Remix, RPC and better approaches to doing CRUD with web apps

What I think bugged me most back when I wrote about the problems with single-page apps was the absence of a plan for data: how frontend code would interact with the backend and do basic CRUD operations. It seemed like the stock answer was that there was a “backend team” that produced APIs that somehow the frontend team was able to “consume” in frontend applications, but in most cases this just never worked. The two pieces could never be fully isolated, and a lot of times this backend/frontend distinction inspired a waterfall development methodology of designing APIs and hoping that they were the right ones, with expensive and slow cycles to update them when they inevitably didn’t fit the application’s needs.

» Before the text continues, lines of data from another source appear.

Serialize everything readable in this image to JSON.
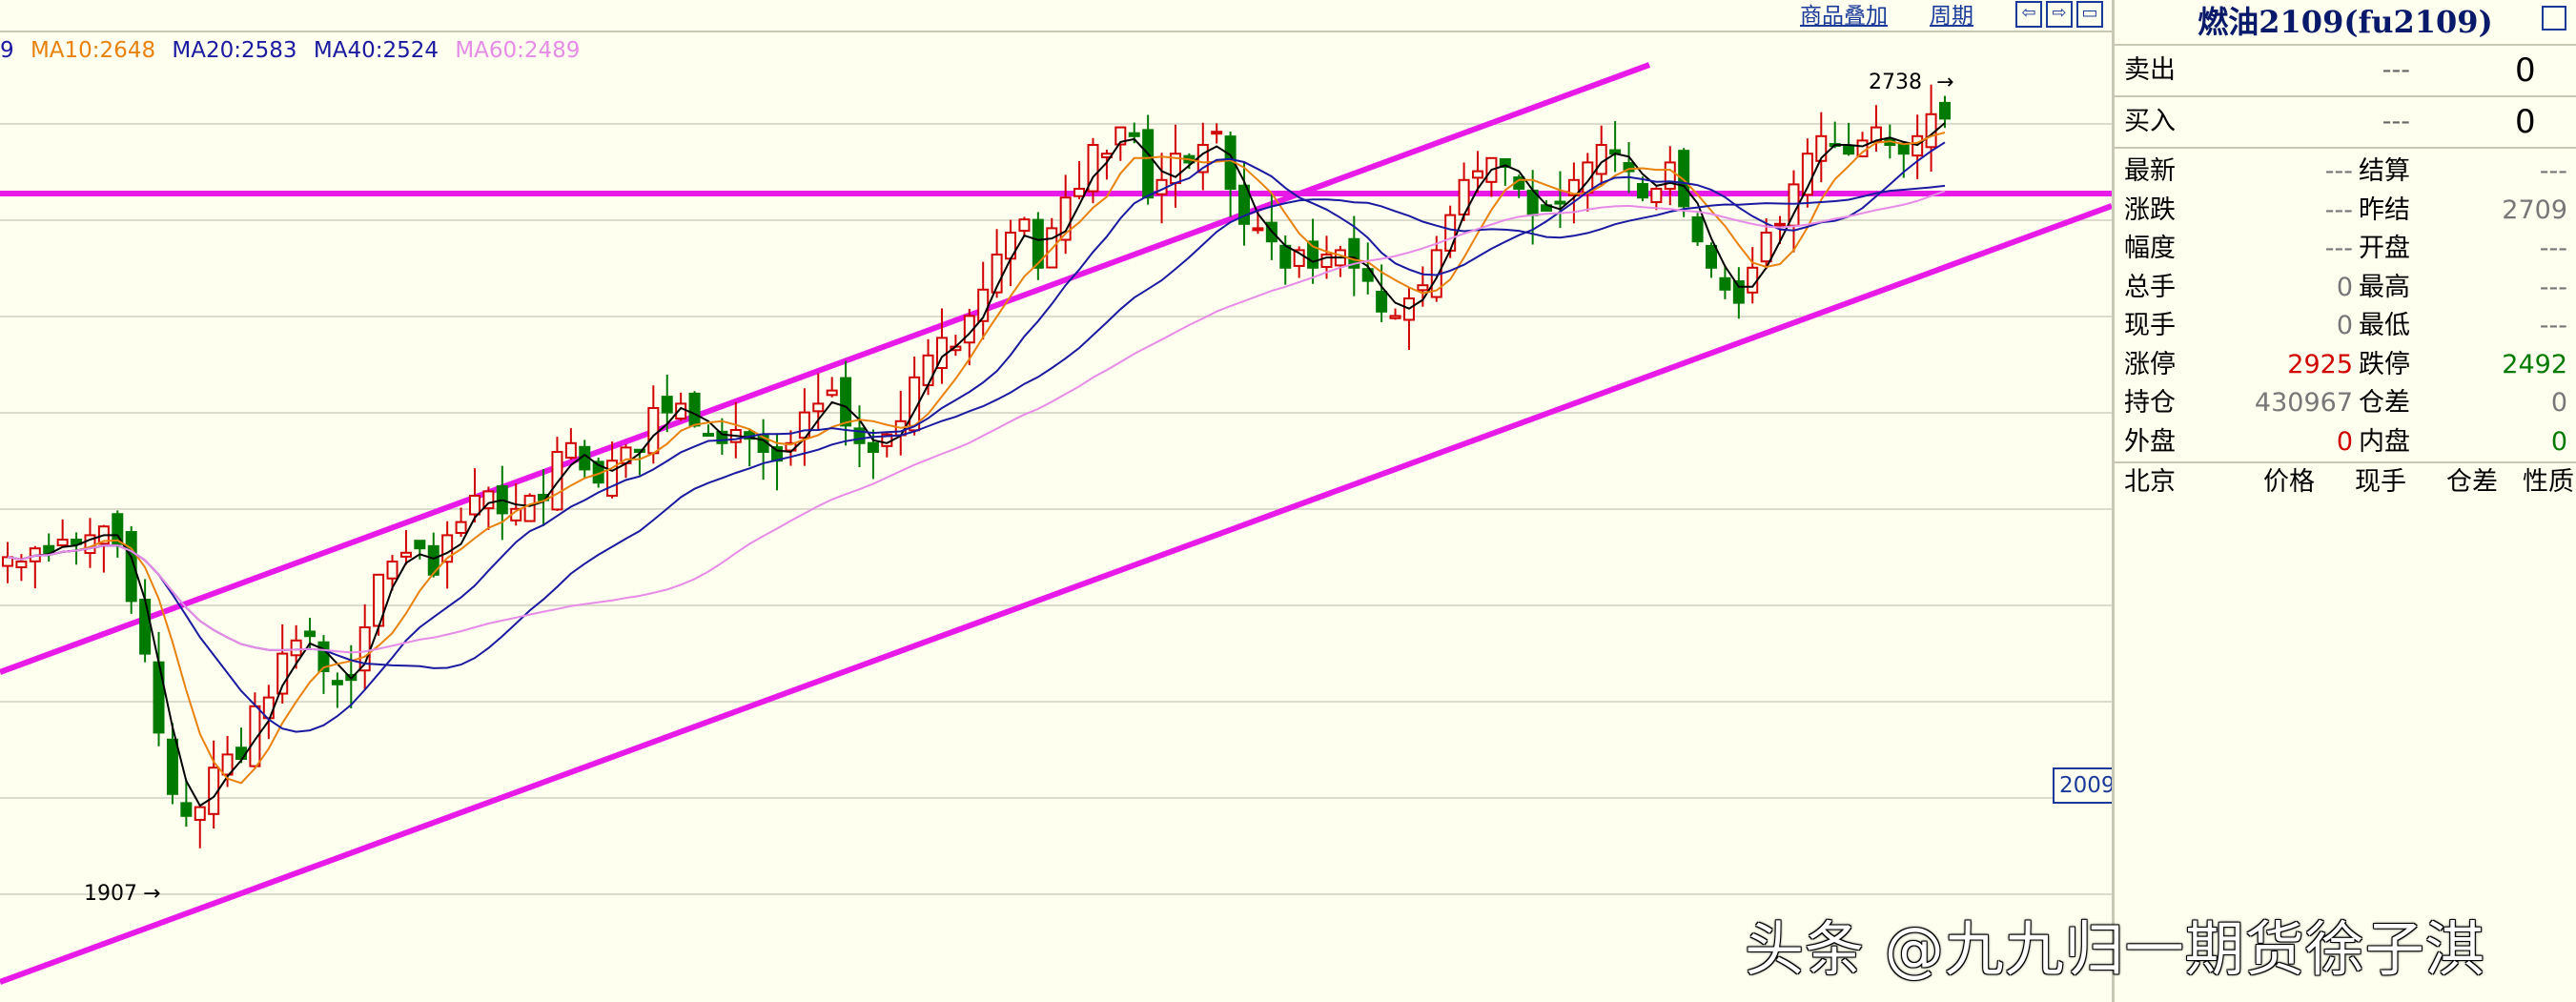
{
  "toolbar": {
    "overlay_label": "商品叠加",
    "period_label": "周期",
    "nav_icons": [
      "arrow-left-icon",
      "arrow-right-icon",
      "window-icon"
    ]
  },
  "ma_legend": {
    "first_fragment": "9",
    "items": [
      {
        "label": "MA10:2648",
        "color": "#e8820c"
      },
      {
        "label": "MA20:2583",
        "color": "#1a1aa0"
      },
      {
        "label": "MA40:2524",
        "color": "#1a1aa0"
      },
      {
        "label": "MA60:2489",
        "color": "#e68ce6"
      }
    ]
  },
  "chart_annotations": {
    "high_label": "2738",
    "low_label": "1907",
    "year_tag": "2009"
  },
  "chart_data": {
    "type": "candlestick",
    "title": "",
    "y_range": [
      1800,
      2800
    ],
    "series_colors": {
      "up": "#d00000",
      "down": "#007a00",
      "ma5": "#000000",
      "ma10": "#e8820c",
      "ma20": "#1a1aa0",
      "ma40": "#1a1aa0",
      "ma60": "#e68ce6",
      "trendline": "#e81ae8"
    },
    "close_prices": [
      2230,
      2225,
      2240,
      2235,
      2250,
      2245,
      2255,
      2265,
      2245,
      2180,
      2120,
      2030,
      1960,
      1935,
      1945,
      1990,
      2005,
      2000,
      2060,
      2070,
      2120,
      2135,
      2140,
      2100,
      2085,
      2090,
      2150,
      2210,
      2225,
      2235,
      2240,
      2210,
      2255,
      2270,
      2300,
      2305,
      2280,
      2285,
      2300,
      2295,
      2350,
      2360,
      2330,
      2315,
      2340,
      2355,
      2350,
      2400,
      2395,
      2405,
      2380,
      2370,
      2360,
      2375,
      2365,
      2350,
      2340,
      2360,
      2395,
      2405,
      2420,
      2380,
      2360,
      2350,
      2370,
      2385,
      2435,
      2460,
      2480,
      2470,
      2505,
      2535,
      2575,
      2600,
      2615,
      2560,
      2605,
      2640,
      2650,
      2700,
      2690,
      2720,
      2710,
      2640,
      2660,
      2690,
      2680,
      2700,
      2715,
      2650,
      2610,
      2605,
      2590,
      2560,
      2580,
      2560,
      2575,
      2580,
      2560,
      2545,
      2510,
      2505,
      2525,
      2540,
      2580,
      2620,
      2660,
      2670,
      2685,
      2675,
      2650,
      2620,
      2625,
      2635,
      2660,
      2680,
      2700,
      2690,
      2670,
      2640,
      2650,
      2680,
      2630,
      2590,
      2560,
      2535,
      2520,
      2560,
      2600,
      2610,
      2655,
      2690,
      2710,
      2700,
      2690,
      2705,
      2720,
      2700,
      2690,
      2710,
      2735,
      2730
    ],
    "max_high": 2738,
    "min_low": 1907
  },
  "sidebar": {
    "title": "燃油2109(fu2109)",
    "sell": {
      "label": "卖出",
      "price": "---",
      "volume": "0"
    },
    "buy": {
      "label": "买入",
      "price": "---",
      "volume": "0"
    },
    "quote_rows": [
      {
        "l1": "最新",
        "v1": "---",
        "v1_color": "grey",
        "l2": "结算",
        "v2": "---",
        "v2_color": "grey"
      },
      {
        "l1": "涨跌",
        "v1": "---",
        "v1_color": "grey",
        "l2": "昨结",
        "v2": "2709",
        "v2_color": "grey"
      },
      {
        "l1": "幅度",
        "v1": "---",
        "v1_color": "grey",
        "l2": "开盘",
        "v2": "---",
        "v2_color": "grey"
      },
      {
        "l1": "总手",
        "v1": "0",
        "v1_color": "grey",
        "l2": "最高",
        "v2": "---",
        "v2_color": "grey"
      },
      {
        "l1": "现手",
        "v1": "0",
        "v1_color": "grey",
        "l2": "最低",
        "v2": "---",
        "v2_color": "grey"
      },
      {
        "l1": "涨停",
        "v1": "2925",
        "v1_color": "red",
        "l2": "跌停",
        "v2": "2492",
        "v2_color": "green"
      },
      {
        "l1": "持仓",
        "v1": "430967",
        "v1_color": "grey",
        "l2": "仓差",
        "v2": "0",
        "v2_color": "grey"
      },
      {
        "l1": "外盘",
        "v1": "0",
        "v1_color": "red",
        "l2": "内盘",
        "v2": "0",
        "v2_color": "green"
      }
    ],
    "trade_header": {
      "col1": "北京",
      "col2": "价格",
      "col3": "现手",
      "col4": "仓差",
      "col5": "性质"
    }
  },
  "watermark": "头条 @九九归一期货徐子淇"
}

This dynamic is certainly still happening, but we’re seeing some movements away from it. Remix integrated data loading and updating into each route in a way that, again, distinctly reminds me of Rails’s controller system. We’ve also got a resurgence of RPC systems for loading and updating data with Blitz and trpc. I’m rooting for both, and I’m using Blitz for Placemark, though trpc is the one gaining steam.

PaaS is back in fashion

I think there was an era recently when startups were strongly encouraged to use AWS, Google Cloud, or Azure, but at the same time those cloud services were an exceptionally bad fit for most startups. When you were building your platform using ClickOps (clicking around the AWS console), Kubernetes, or CloudFormation, or whatever - it was negative ROI.

Companies were spending precious time building custom server setups that were worse than Heroku defaults. Heroku - a Platform as a Service, just let you run applications and not worry about networking or operating systems. It was a good level of abstraction, but it was nearly abandoned by its creators and wasn’t keeping up with web technology.

Thankfully, right as Heroku eliminated their free tier and got hacked, a new group of companies entered the ring to offer a similar level of abstraction but updated for 2022. Render might be the most similar to Heroku, then there’s Railway and Fly with more emphasis on “edge compute”, and Flight Control offering a thinner layer on top of AWS.

I think it turns out that configuring security groups and making decisions about regions and Ubuntu versions is not a good use of developers time, and that the AWS/Kubernetes standard was only really attractive to large companies with dedicated devops teams.

The Apple M1 fixed computers

One more update. In 2019, I wrote “Something is wrong with computers”, about stagnating CPU, disk, and memory specifications for laptops. At least for Apple laptops, the subject of that post and the kind that I use, this has really changed.

In 2019, the maximum RAM ever configurable in a MacBook was 16GB. It’s now 64GB in the MacBook Pro with an M1 Max chip. The most storage configurable, ever, was 750 gigabytes, and in 2019 that number had decreased to 512GB. You can now get a MacBook pro with an 8TB disk. Clock speed is still around 3Ghz, but the M1 chips are dramatically faster than 2019’s, with better battery time.